Write out every single entry exactly.

Records supplied:
=-=-=-=-=

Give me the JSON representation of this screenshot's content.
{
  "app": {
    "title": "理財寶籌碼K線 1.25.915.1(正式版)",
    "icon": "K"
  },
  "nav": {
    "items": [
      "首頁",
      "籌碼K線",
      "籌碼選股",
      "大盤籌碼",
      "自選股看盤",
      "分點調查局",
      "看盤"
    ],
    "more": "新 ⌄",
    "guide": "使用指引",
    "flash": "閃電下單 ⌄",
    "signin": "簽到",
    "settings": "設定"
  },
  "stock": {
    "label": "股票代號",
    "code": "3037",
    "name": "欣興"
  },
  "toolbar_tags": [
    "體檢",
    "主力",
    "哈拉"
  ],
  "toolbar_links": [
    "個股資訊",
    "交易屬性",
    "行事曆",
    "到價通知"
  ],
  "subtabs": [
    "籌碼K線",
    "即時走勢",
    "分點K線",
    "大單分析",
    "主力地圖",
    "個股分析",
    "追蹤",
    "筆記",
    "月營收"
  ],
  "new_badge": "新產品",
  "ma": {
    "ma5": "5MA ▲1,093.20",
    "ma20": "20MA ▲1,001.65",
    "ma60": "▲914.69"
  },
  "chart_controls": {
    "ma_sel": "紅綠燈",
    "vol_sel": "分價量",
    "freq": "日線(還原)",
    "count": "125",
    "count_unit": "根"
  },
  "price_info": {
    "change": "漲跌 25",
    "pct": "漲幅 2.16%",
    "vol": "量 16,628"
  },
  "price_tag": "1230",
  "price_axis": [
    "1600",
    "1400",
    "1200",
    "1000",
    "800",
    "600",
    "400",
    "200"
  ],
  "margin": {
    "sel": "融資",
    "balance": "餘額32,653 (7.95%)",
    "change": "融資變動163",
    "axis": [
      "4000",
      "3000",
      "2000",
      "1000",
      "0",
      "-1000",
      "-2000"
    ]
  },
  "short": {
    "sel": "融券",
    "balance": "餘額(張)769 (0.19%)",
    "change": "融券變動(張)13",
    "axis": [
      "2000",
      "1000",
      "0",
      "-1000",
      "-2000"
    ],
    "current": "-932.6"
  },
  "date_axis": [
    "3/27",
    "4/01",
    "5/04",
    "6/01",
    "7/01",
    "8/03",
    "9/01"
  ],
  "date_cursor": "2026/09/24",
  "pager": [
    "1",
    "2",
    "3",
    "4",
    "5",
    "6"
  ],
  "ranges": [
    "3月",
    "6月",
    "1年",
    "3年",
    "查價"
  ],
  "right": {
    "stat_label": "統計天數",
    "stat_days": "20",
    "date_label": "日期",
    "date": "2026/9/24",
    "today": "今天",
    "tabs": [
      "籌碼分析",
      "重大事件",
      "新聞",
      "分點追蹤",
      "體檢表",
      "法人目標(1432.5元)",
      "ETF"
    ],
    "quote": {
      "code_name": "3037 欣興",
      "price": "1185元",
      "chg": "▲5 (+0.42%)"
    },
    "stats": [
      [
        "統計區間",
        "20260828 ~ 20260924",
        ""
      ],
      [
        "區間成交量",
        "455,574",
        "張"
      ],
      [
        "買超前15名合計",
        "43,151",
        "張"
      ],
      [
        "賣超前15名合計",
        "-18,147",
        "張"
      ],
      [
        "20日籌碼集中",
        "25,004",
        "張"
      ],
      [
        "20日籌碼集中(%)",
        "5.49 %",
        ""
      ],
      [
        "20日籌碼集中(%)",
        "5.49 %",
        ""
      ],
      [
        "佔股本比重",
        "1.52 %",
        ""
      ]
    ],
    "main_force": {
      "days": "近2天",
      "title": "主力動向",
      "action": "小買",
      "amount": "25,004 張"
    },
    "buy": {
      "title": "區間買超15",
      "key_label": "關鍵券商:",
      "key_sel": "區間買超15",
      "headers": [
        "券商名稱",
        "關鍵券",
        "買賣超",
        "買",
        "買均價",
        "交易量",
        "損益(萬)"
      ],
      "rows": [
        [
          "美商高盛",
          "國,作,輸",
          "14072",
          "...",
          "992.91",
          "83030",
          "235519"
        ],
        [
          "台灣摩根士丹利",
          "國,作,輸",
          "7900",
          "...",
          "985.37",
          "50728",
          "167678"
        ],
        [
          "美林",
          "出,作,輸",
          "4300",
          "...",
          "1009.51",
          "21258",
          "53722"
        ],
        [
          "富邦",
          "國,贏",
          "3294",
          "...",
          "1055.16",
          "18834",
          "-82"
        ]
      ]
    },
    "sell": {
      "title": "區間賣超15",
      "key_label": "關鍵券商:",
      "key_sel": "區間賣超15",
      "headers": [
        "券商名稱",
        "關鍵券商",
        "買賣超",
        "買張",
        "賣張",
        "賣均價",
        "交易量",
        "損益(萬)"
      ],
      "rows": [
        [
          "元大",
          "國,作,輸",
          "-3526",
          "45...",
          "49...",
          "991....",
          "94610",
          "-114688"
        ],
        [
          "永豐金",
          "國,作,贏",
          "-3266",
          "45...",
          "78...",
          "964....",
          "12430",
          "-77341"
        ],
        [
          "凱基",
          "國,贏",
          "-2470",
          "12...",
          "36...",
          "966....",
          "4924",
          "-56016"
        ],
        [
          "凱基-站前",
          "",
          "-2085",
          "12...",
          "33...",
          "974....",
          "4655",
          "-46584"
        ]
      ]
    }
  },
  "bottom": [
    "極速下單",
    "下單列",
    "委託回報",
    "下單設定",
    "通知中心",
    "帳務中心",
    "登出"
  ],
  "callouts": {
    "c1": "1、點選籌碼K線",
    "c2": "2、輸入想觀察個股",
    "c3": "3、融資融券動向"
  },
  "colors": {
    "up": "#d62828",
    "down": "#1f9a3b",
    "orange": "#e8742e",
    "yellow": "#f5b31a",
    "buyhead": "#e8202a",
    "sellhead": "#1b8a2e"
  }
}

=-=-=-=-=

Task answer:
Give me the JSON representation of this screenshot's content.
{
  "app": {
    "title": "理財寶籌碼K線 1.25.915.1(正式版)",
    "icon": "K"
  },
  "nav": {
    "items": [
      "首頁",
      "籌碼K線",
      "籌碼選股",
      "大盤籌碼",
      "自選股看盤",
      "分點調查局",
      "看盤"
    ],
    "more": "新 ⌄",
    "guide": "使用指引",
    "flash": "閃電下單 ⌄",
    "signin": "簽到",
    "settings": "設定"
  },
  "stock": {
    "label": "股票代號",
    "code": "3037",
    "name": "欣興"
  },
  "toolbar_tags": [
    "體檢",
    "主力",
    "哈拉"
  ],
  "toolbar_links": [
    "個股資訊",
    "交易屬性",
    "行事曆",
    "到價通知"
  ],
  "subtabs": [
    "籌碼K線",
    "即時走勢",
    "分點K線",
    "大單分析",
    "主力地圖",
    "個股分析",
    "追蹤",
    "筆記",
    "月營收"
  ],
  "new_badge": "新產品",
  "ma": {
    "ma5": "5MA ▲1,093.20",
    "ma20": "20MA ▲1,001.65",
    "ma60": "▲914.69"
  },
  "chart_controls": {
    "ma_sel": "紅綠燈",
    "vol_sel": "分價量",
    "freq": "日線(還原)",
    "count": "125",
    "count_unit": "根"
  },
  "price_info": {
    "change": "漲跌 25",
    "pct": "漲幅 2.16%",
    "vol": "量 16,628"
  },
  "price_tag": "1230",
  "price_axis": [
    "1600",
    "1400",
    "1200",
    "1000",
    "800",
    "600",
    "400",
    "200"
  ],
  "margin": {
    "sel": "融資",
    "balance": "餘額32,653 (7.95%)",
    "change": "融資變動163",
    "axis": [
      "4000",
      "3000",
      "2000",
      "1000",
      "0",
      "-1000",
      "-2000"
    ]
  },
  "short": {
    "sel": "融券",
    "balance": "餘額(張)769 (0.19%)",
    "change": "融券變動(張)13",
    "axis": [
      "2000",
      "1000",
      "0",
      "-1000",
      "-2000"
    ],
    "current": "-932.6"
  },
  "date_axis": [
    "3/27",
    "4/01",
    "5/04",
    "6/01",
    "7/01",
    "8/03",
    "9/01"
  ],
  "date_cursor": "2026/09/24",
  "pager": [
    "1",
    "2",
    "3",
    "4",
    "5",
    "6"
  ],
  "ranges": [
    "3月",
    "6月",
    "1年",
    "3年",
    "查價"
  ],
  "right": {
    "stat_label": "統計天數",
    "stat_days": "20",
    "date_label": "日期",
    "date": "2026/9/24",
    "today": "今天",
    "tabs": [
      "籌碼分析",
      "重大事件",
      "新聞",
      "分點追蹤",
      "體檢表",
      "法人目標(1432.5元)",
      "ETF"
    ],
    "quote": {
      "code_name": "3037 欣興",
      "price": "1185元",
      "chg": "▲5 (+0.42%)"
    },
    "stats": [
      [
        "統計區間",
        "20260828 ~ 20260924",
        ""
      ],
      [
        "區間成交量",
        "455,574",
        "張"
      ],
      [
        "買超前15名合計",
        "43,151",
        "張"
      ],
      [
        "賣超前15名合計",
        "-18,147",
        "張"
      ],
      [
        "20日籌碼集中",
        "25,004",
        "張"
      ],
      [
        "20日籌碼集中(%)",
        "5.49 %",
        ""
      ],
      [
        "20日籌碼集中(%)",
        "5.49 %",
        ""
      ],
      [
        "佔股本比重",
        "1.52 %",
        ""
      ]
    ],
    "main_force": {
      "days": "近2天",
      "title": "主力動向",
      "action": "小買",
      "amount": "25,004 張"
    },
    "buy": {
      "title": "區間買超15",
      "key_label": "關鍵券商:",
      "key_sel": "區間買超15",
      "headers": [
        "券商名稱",
        "關鍵券",
        "買賣超",
        "買",
        "買均價",
        "交易量",
        "損益(萬)"
      ],
      "rows": [
        [
          "美商高盛",
          "國,作,輸",
          "14072",
          "...",
          "992.91",
          "83030",
          "235519"
        ],
        [
          "台灣摩根士丹利",
          "國,作,輸",
          "7900",
          "...",
          "985.37",
          "50728",
          "167678"
        ],
        [
          "美林",
          "出,作,輸",
          "4300",
          "...",
          "1009.51",
          "21258",
          "53722"
        ],
        [
          "富邦",
          "國,贏",
          "3294",
          "...",
          "1055.16",
          "18834",
          "-82"
        ]
      ]
    },
    "sell": {
      "title": "區間賣超15",
      "key_label": "關鍵券商:",
      "key_sel": "區間賣超15",
      "headers": [
        "券商名稱",
        "關鍵券商",
        "買賣超",
        "買張",
        "賣張",
        "賣均價",
        "交易量",
        "損益(萬)"
      ],
      "rows": [
        [
          "元大",
          "國,作,輸",
          "-3526",
          "45...",
          "49...",
          "991....",
          "94610",
          "-114688"
        ],
        [
          "永豐金",
          "國,作,贏",
          "-3266",
          "45...",
          "78...",
          "964....",
          "12430",
          "-77341"
        ],
        [
          "凱基",
          "國,贏",
          "-2470",
          "12...",
          "36...",
          "966....",
          "4924",
          "-56016"
        ],
        [
          "凱基-站前",
          "",
          "-2085",
          "12...",
          "33...",
          "974....",
          "4655",
          "-46584"
        ]
      ]
    }
  },
  "bottom": [
    "極速下單",
    "下單列",
    "委託回報",
    "下單設定",
    "通知中心",
    "帳務中心",
    "登出"
  ],
  "callouts": {
    "c1": "1、點選籌碼K線",
    "c2": "2、輸入想觀察個股",
    "c3": "3、融資融券動向"
  },
  "colors": {
    "up": "#d62828",
    "down": "#1f9a3b",
    "orange": "#e8742e",
    "yellow": "#f5b31a",
    "buyhead": "#e8202a",
    "sellhead": "#1b8a2e"
  }
}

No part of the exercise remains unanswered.